Dental Care

Clean teeth and healthy gums are important to every dog's general health.  Poor oral hygiene can cause complication, even life threatening problems for dogs.Between veterinary checkups, you should inspect the teeth, and clean them periodically to remove plaque.  If the teeth are neglected, plaque collects between them and around the gum line and mineralizes into hard, brown tartar.  The gums, irrupted by tartar buildup, become swollen and inflamed, and the dogs breath becomes unpleasant.  The teeth can even loosen in their sockets and eventually fall out. To clean the teeth use either a flavored toothpaste for dogs or a mixture of equal parts baking soda with a little water added to make a paste.  Use a soft toothbrush, brush the teeth like you would your own.

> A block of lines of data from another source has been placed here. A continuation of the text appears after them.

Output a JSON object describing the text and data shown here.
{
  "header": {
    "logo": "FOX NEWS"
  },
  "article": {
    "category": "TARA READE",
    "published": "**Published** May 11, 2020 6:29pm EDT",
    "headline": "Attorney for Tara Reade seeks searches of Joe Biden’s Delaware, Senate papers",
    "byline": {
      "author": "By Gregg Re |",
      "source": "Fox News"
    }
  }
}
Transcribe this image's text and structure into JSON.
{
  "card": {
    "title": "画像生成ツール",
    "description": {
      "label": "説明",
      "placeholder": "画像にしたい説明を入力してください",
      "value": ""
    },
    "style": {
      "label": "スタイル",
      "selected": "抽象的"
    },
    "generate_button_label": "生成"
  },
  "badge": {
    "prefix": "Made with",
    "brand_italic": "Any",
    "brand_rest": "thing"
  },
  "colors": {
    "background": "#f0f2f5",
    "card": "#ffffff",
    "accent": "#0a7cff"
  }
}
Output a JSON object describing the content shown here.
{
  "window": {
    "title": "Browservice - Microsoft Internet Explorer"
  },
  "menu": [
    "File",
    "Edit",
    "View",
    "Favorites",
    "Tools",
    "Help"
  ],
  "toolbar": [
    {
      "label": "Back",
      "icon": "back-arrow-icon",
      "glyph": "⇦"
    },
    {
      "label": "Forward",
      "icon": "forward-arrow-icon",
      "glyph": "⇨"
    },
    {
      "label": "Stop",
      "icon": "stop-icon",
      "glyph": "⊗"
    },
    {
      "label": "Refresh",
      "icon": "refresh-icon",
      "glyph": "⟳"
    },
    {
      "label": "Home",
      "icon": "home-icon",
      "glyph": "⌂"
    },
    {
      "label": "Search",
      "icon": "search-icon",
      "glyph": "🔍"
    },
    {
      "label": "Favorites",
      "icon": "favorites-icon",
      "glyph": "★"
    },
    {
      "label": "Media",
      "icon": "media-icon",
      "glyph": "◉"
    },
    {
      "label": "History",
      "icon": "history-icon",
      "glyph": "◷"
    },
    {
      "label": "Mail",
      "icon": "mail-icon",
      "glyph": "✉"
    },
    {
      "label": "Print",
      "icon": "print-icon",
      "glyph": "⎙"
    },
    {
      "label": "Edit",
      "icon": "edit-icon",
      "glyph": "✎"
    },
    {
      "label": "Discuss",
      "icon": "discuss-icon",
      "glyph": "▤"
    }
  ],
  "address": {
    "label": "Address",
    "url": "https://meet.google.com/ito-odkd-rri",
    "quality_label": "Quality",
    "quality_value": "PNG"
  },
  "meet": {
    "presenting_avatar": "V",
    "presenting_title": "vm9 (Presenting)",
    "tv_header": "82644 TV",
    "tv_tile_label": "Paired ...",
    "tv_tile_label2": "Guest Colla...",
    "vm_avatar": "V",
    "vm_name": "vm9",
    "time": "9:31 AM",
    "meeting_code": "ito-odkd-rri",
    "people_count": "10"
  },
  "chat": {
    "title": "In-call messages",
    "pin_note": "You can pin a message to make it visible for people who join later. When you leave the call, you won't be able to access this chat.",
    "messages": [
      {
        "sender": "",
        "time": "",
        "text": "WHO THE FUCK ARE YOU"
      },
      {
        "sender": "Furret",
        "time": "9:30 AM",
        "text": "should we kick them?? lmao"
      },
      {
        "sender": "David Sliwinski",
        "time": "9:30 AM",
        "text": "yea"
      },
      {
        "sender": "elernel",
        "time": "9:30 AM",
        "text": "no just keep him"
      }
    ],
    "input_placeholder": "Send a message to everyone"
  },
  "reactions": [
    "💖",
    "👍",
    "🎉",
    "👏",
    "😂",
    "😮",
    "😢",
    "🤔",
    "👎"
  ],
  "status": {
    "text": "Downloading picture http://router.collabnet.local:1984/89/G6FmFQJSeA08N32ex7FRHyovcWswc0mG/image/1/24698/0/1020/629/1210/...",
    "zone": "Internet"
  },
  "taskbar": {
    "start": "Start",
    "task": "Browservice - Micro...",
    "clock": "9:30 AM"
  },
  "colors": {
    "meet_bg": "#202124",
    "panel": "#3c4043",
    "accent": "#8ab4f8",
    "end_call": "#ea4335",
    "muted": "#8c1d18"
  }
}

Brush with gentle circular strokes on each side of the mouth and don't forget the biting surface on the back teeth.  If your dog objects to the brush, wrap a piece of soft gauze bandage around your index finger, squeeze on some toothpaste or dip into the soda/salt mixture and rub gently over the teeth. If there is a heavy buildup of tartar, your veterinarian may have to anesthetize the dog and remove the accumulation with an ultrasonic scalar.




Most people know intuitively, pet owners know for certain, and now scientific evidence documents:

Pets are good for peoples health and well-being.

People of all ages can improve their health by adding dogs and/or cats to their household.A recent study shows that children adjust betterto the serious illness or of death of a parent when they own a pet in the home.Senior citizens show the most impressive benefits of owning pets.Typical of seniors, but applicable to all pet owners are the benefits below:

Pets lower blood pressure

A study of heart patients showed that 40% who have pets had lower blood pressureand that 20% lower tryglyceride levels than people who did not have pets.Another study showed that talking to people increases blood pressurewhile talking to pets decreases blood pressure.

Pet owners make fewer trips to the doctor

In a study of 1,000 Medicare patients,even the most highly stressed dog owners in he study, has 21 percent fewer physician contacts than non-dog owners.

Pet owners find it easy to make friends

Seniors with pets meet more people and like to talk about their pets.

Pets are our friends

Almost everyone, but specially seniors, say their pets are their friend.

Pets reduce depression

Studies show that seniors with pets do not become depressed as often as those without pets.

Pets make you active

Studies show that seniors with pets go for more walks and are generally more active than those without pets.

Pets make you take better care of yourself

Seniors take good care of their pets and better care of themselves when they own pets.

Pets ease loss

Older people who suffer the loss of a spouse and own a pet,are less likely to experience deterioration in health following that stressful event.

Pets help in fighting loneliness

People are less likely to be lonely with a canine or feline friend around.

Pets provide a sense of security

Seniors feel better protected when they have a dog that will bark if a stranger is at the door.